● **About this exercise**:
Nothing but the images is to be left out of your exact copy of the entries.

● **Dataset records**:
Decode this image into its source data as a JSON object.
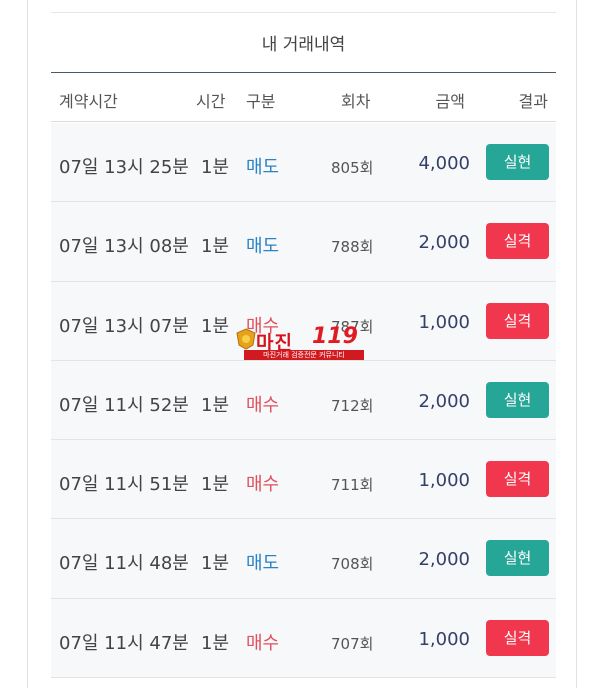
{
  "panel": {
    "title": "내 거래내역"
  },
  "columns": {
    "time": "계약시간",
    "duration": "시간",
    "type": "구분",
    "round": "회차",
    "amount": "금액",
    "result": "결과"
  },
  "rows": [
    {
      "time": "07일 13시 25분",
      "duration": "1분",
      "type": "매도",
      "round": "805회",
      "amount": "4,000",
      "result": "실현"
    },
    {
      "time": "07일 13시 08분",
      "duration": "1분",
      "type": "매도",
      "round": "788회",
      "amount": "2,000",
      "result": "실격"
    },
    {
      "time": "07일 13시 07분",
      "duration": "1분",
      "type": "매수",
      "round": "787회",
      "amount": "1,000",
      "result": "실격"
    },
    {
      "time": "07일 11시 52분",
      "duration": "1분",
      "type": "매수",
      "round": "712회",
      "amount": "2,000",
      "result": "실현"
    },
    {
      "time": "07일 11시 51분",
      "duration": "1분",
      "type": "매수",
      "round": "711회",
      "amount": "1,000",
      "result": "실격"
    },
    {
      "time": "07일 11시 48분",
      "duration": "1분",
      "type": "매도",
      "round": "708회",
      "amount": "2,000",
      "result": "실현"
    },
    {
      "time": "07일 11시 47분",
      "duration": "1분",
      "type": "매수",
      "round": "707회",
      "amount": "1,000",
      "result": "실격"
    }
  ],
  "watermark": {
    "name": "마진",
    "number": "119",
    "tagline": "마진거래 검증전문 커뮤니티"
  },
  "colors": {
    "sell": "#2b83c6",
    "buy": "#e0505e",
    "win": "#26a697",
    "lose": "#f1374e",
    "amount": "#35406a"
  }
}
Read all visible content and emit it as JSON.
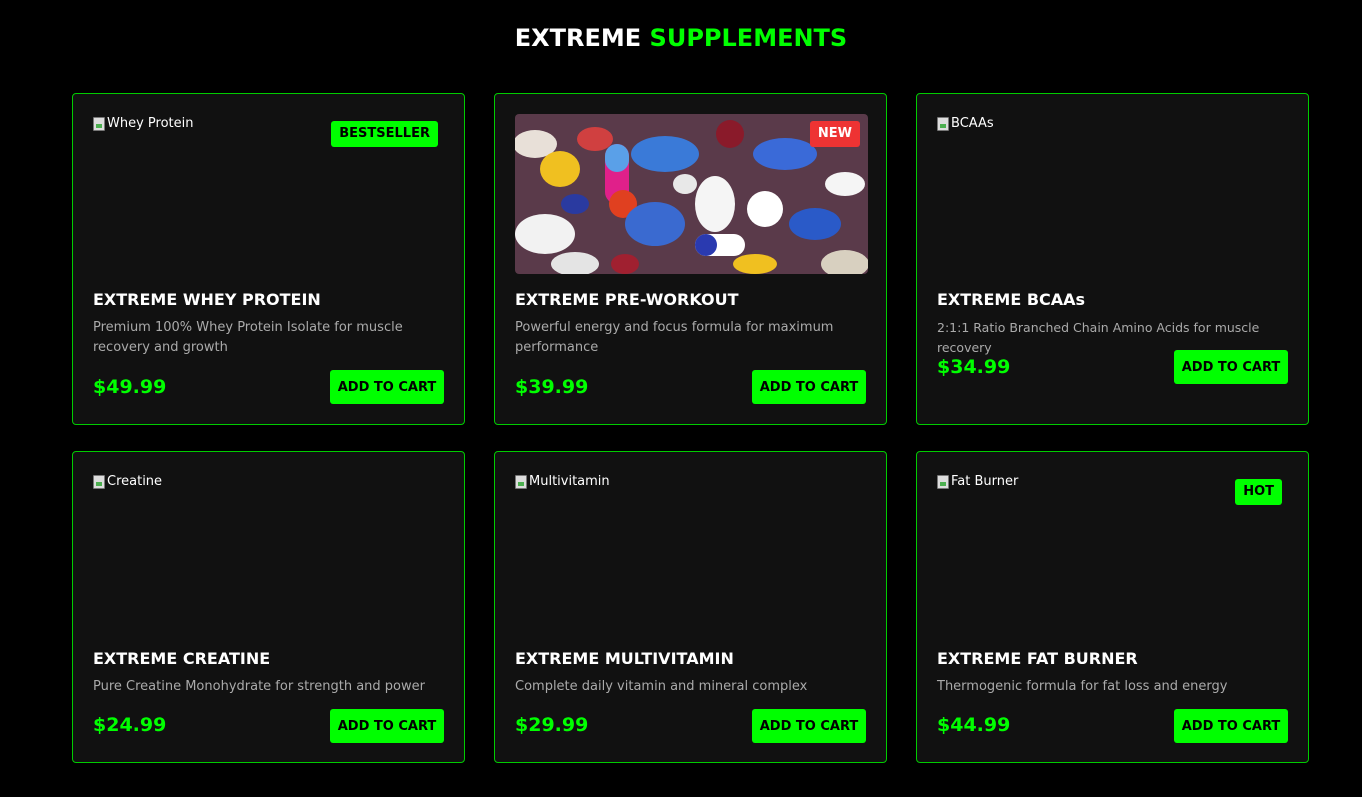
{
  "header": {
    "title_part1": "EXTREME",
    "title_part2": "SUPPLEMENTS",
    "accent_color": "#00ff00"
  },
  "products": [
    {
      "image_alt": "Whey Protein",
      "badge": "BESTSELLER",
      "name": "EXTREME WHEY PROTEIN",
      "description": "Premium 100% Whey Protein Isolate for muscle recovery and growth",
      "price": "$49.99",
      "button": "ADD TO CART"
    },
    {
      "image_alt": "",
      "badge": "NEW",
      "name": "EXTREME PRE-WORKOUT",
      "description": "Powerful energy and focus formula for maximum performance",
      "price": "$39.99",
      "button": "ADD TO CART"
    },
    {
      "image_alt": "BCAAs",
      "badge": "",
      "name": "EXTREME BCAAs",
      "description": "2:1:1 Ratio Branched Chain Amino Acids for muscle recovery",
      "price": "$34.99",
      "button": "ADD TO CART"
    },
    {
      "image_alt": "Creatine",
      "badge": "",
      "name": "EXTREME CREATINE",
      "description": "Pure Creatine Monohydrate for strength and power",
      "price": "$24.99",
      "button": "ADD TO CART"
    },
    {
      "image_alt": "Multivitamin",
      "badge": "",
      "name": "EXTREME MULTIVITAMIN",
      "description": "Complete daily vitamin and mineral complex",
      "price": "$29.99",
      "button": "ADD TO CART"
    },
    {
      "image_alt": "Fat Burner",
      "badge": "HOT",
      "name": "EXTREME FAT BURNER",
      "description": "Thermogenic formula for fat loss and energy",
      "price": "$44.99",
      "button": "ADD TO CART"
    }
  ]
}
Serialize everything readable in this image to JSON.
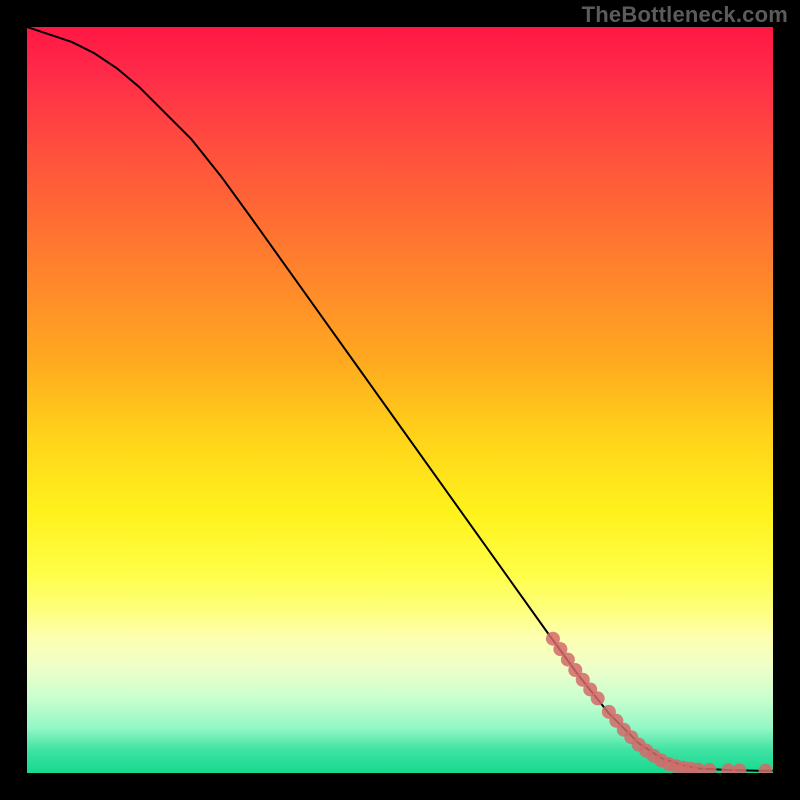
{
  "watermark": "TheBottleneck.com",
  "chart_data": {
    "type": "line",
    "title": "",
    "xlabel": "",
    "ylabel": "",
    "xlim": [
      0,
      100
    ],
    "ylim": [
      0,
      100
    ],
    "series": [
      {
        "name": "curve",
        "x": [
          0,
          3,
          6,
          9,
          12,
          15,
          18,
          22,
          26,
          30,
          35,
          40,
          45,
          50,
          55,
          60,
          65,
          70,
          74,
          78,
          82,
          85,
          88,
          90,
          92,
          94,
          96,
          98,
          100
        ],
        "y": [
          100,
          99,
          98,
          96.5,
          94.5,
          92,
          89,
          85,
          80,
          74.5,
          67.5,
          60.5,
          53.5,
          46.5,
          39.5,
          32.5,
          25.5,
          18.5,
          13,
          8,
          4,
          2,
          1,
          0.6,
          0.5,
          0.4,
          0.35,
          0.3,
          0.3
        ]
      }
    ],
    "markers": [
      {
        "x": 70.5,
        "y": 18.0
      },
      {
        "x": 71.5,
        "y": 16.6
      },
      {
        "x": 72.5,
        "y": 15.2
      },
      {
        "x": 73.5,
        "y": 13.8
      },
      {
        "x": 74.5,
        "y": 12.5
      },
      {
        "x": 75.5,
        "y": 11.2
      },
      {
        "x": 76.5,
        "y": 10.0
      },
      {
        "x": 78.0,
        "y": 8.2
      },
      {
        "x": 79.0,
        "y": 7.0
      },
      {
        "x": 80.0,
        "y": 5.8
      },
      {
        "x": 81.0,
        "y": 4.8
      },
      {
        "x": 82.0,
        "y": 3.8
      },
      {
        "x": 83.0,
        "y": 3.0
      },
      {
        "x": 84.0,
        "y": 2.3
      },
      {
        "x": 85.0,
        "y": 1.7
      },
      {
        "x": 86.0,
        "y": 1.2
      },
      {
        "x": 87.0,
        "y": 0.9
      },
      {
        "x": 88.0,
        "y": 0.7
      },
      {
        "x": 89.0,
        "y": 0.55
      },
      {
        "x": 90.0,
        "y": 0.45
      },
      {
        "x": 91.5,
        "y": 0.4
      },
      {
        "x": 94.0,
        "y": 0.35
      },
      {
        "x": 95.5,
        "y": 0.33
      },
      {
        "x": 99.0,
        "y": 0.3
      }
    ],
    "marker_color": "#d46a6a",
    "curve_color": "#000000"
  }
}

● **Solution to this task**:
Decode this image into its source data as a JSON object.
{
  "panel": {
    "title": "내 거래내역"
  },
  "columns": {
    "time": "계약시간",
    "duration": "시간",
    "type": "구분",
    "round": "회차",
    "amount": "금액",
    "result": "결과"
  },
  "rows": [
    {
      "time": "07일 13시 25분",
      "duration": "1분",
      "type": "매도",
      "round": "805회",
      "amount": "4,000",
      "result": "실현"
    },
    {
      "time": "07일 13시 08분",
      "duration": "1분",
      "type": "매도",
      "round": "788회",
      "amount": "2,000",
      "result": "실격"
    },
    {
      "time": "07일 13시 07분",
      "duration": "1분",
      "type": "매수",
      "round": "787회",
      "amount": "1,000",
      "result": "실격"
    },
    {
      "time": "07일 11시 52분",
      "duration": "1분",
      "type": "매수",
      "round": "712회",
      "amount": "2,000",
      "result": "실현"
    },
    {
      "time": "07일 11시 51분",
      "duration": "1분",
      "type": "매수",
      "round": "711회",
      "amount": "1,000",
      "result": "실격"
    },
    {
      "time": "07일 11시 48분",
      "duration": "1분",
      "type": "매도",
      "round": "708회",
      "amount": "2,000",
      "result": "실현"
    },
    {
      "time": "07일 11시 47분",
      "duration": "1분",
      "type": "매수",
      "round": "707회",
      "amount": "1,000",
      "result": "실격"
    }
  ],
  "watermark": {
    "name": "마진",
    "number": "119",
    "tagline": "마진거래 검증전문 커뮤니티"
  },
  "colors": {
    "sell": "#2b83c6",
    "buy": "#e0505e",
    "win": "#26a697",
    "lose": "#f1374e",
    "amount": "#35406a"
  }
}
Read all visible content and emit it as JSON.
{
  "header": {
    "title_part1": "EXTREME",
    "title_part2": "SUPPLEMENTS",
    "accent_color": "#00ff00"
  },
  "products": [
    {
      "image_alt": "Whey Protein",
      "badge": "BESTSELLER",
      "name": "EXTREME WHEY PROTEIN",
      "description": "Premium 100% Whey Protein Isolate for muscle recovery and growth",
      "price": "$49.99",
      "button": "ADD TO CART"
    },
    {
      "image_alt": "",
      "badge": "NEW",
      "name": "EXTREME PRE-WORKOUT",
      "description": "Powerful energy and focus formula for maximum performance",
      "price": "$39.99",
      "button": "ADD TO CART"
    },
    {
      "image_alt": "BCAAs",
      "badge": "",
      "name": "EXTREME BCAAs",
      "description": "2:1:1 Ratio Branched Chain Amino Acids for muscle recovery",
      "price": "$34.99",
      "button": "ADD TO CART"
    },
    {
      "image_alt": "Creatine",
      "badge": "",
      "name": "EXTREME CREATINE",
      "description": "Pure Creatine Monohydrate for strength and power",
      "price": "$24.99",
      "button": "ADD TO CART"
    },
    {
      "image_alt": "Multivitamin",
      "badge": "",
      "name": "EXTREME MULTIVITAMIN",
      "description": "Complete daily vitamin and mineral complex",
      "price": "$29.99",
      "button": "ADD TO CART"
    },
    {
      "image_alt": "Fat Burner",
      "badge": "HOT",
      "name": "EXTREME FAT BURNER",
      "description": "Thermogenic formula for fat loss and energy",
      "price": "$44.99",
      "button": "ADD TO CART"
    }
  ]
}
Serialize everything readable in this image to JSON.
{
  "watermark": "TheBottleneck.com",
  "chart_data": {
    "type": "line",
    "title": "",
    "xlabel": "",
    "ylabel": "",
    "xlim": [
      0,
      100
    ],
    "ylim": [
      0,
      100
    ],
    "series": [
      {
        "name": "curve",
        "x": [
          0,
          3,
          6,
          9,
          12,
          15,
          18,
          22,
          26,
          30,
          35,
          40,
          45,
          50,
          55,
          60,
          65,
          70,
          74,
          78,
          82,
          85,
          88,
          90,
          92,
          94,
          96,
          98,
          100
        ],
        "y": [
          100,
          99,
          98,
          96.5,
          94.5,
          92,
          89,
          85,
          80,
          74.5,
          67.5,
          60.5,
          53.5,
          46.5,
          39.5,
          32.5,
          25.5,
          18.5,
          13,
          8,
          4,
          2,
          1,
          0.6,
          0.5,
          0.4,
          0.35,
          0.3,
          0.3
        ]
      }
    ],
    "markers": [
      {
        "x": 70.5,
        "y": 18.0
      },
      {
        "x": 71.5,
        "y": 16.6
      },
      {
        "x": 72.5,
        "y": 15.2
      },
      {
        "x": 73.5,
        "y": 13.8
      },
      {
        "x": 74.5,
        "y": 12.5
      },
      {
        "x": 75.5,
        "y": 11.2
      },
      {
        "x": 76.5,
        "y": 10.0
      },
      {
        "x": 78.0,
        "y": 8.2
      },
      {
        "x": 79.0,
        "y": 7.0
      },
      {
        "x": 80.0,
        "y": 5.8
      },
      {
        "x": 81.0,
        "y": 4.8
      },
      {
        "x": 82.0,
        "y": 3.8
      },
      {
        "x": 83.0,
        "y": 3.0
      },
      {
        "x": 84.0,
        "y": 2.3
      },
      {
        "x": 85.0,
        "y": 1.7
      },
      {
        "x": 86.0,
        "y": 1.2
      },
      {
        "x": 87.0,
        "y": 0.9
      },
      {
        "x": 88.0,
        "y": 0.7
      },
      {
        "x": 89.0,
        "y": 0.55
      },
      {
        "x": 90.0,
        "y": 0.45
      },
      {
        "x": 91.5,
        "y": 0.4
      },
      {
        "x": 94.0,
        "y": 0.35
      },
      {
        "x": 95.5,
        "y": 0.33
      },
      {
        "x": 99.0,
        "y": 0.3
      }
    ],
    "marker_color": "#d46a6a",
    "curve_color": "#000000"
  }
}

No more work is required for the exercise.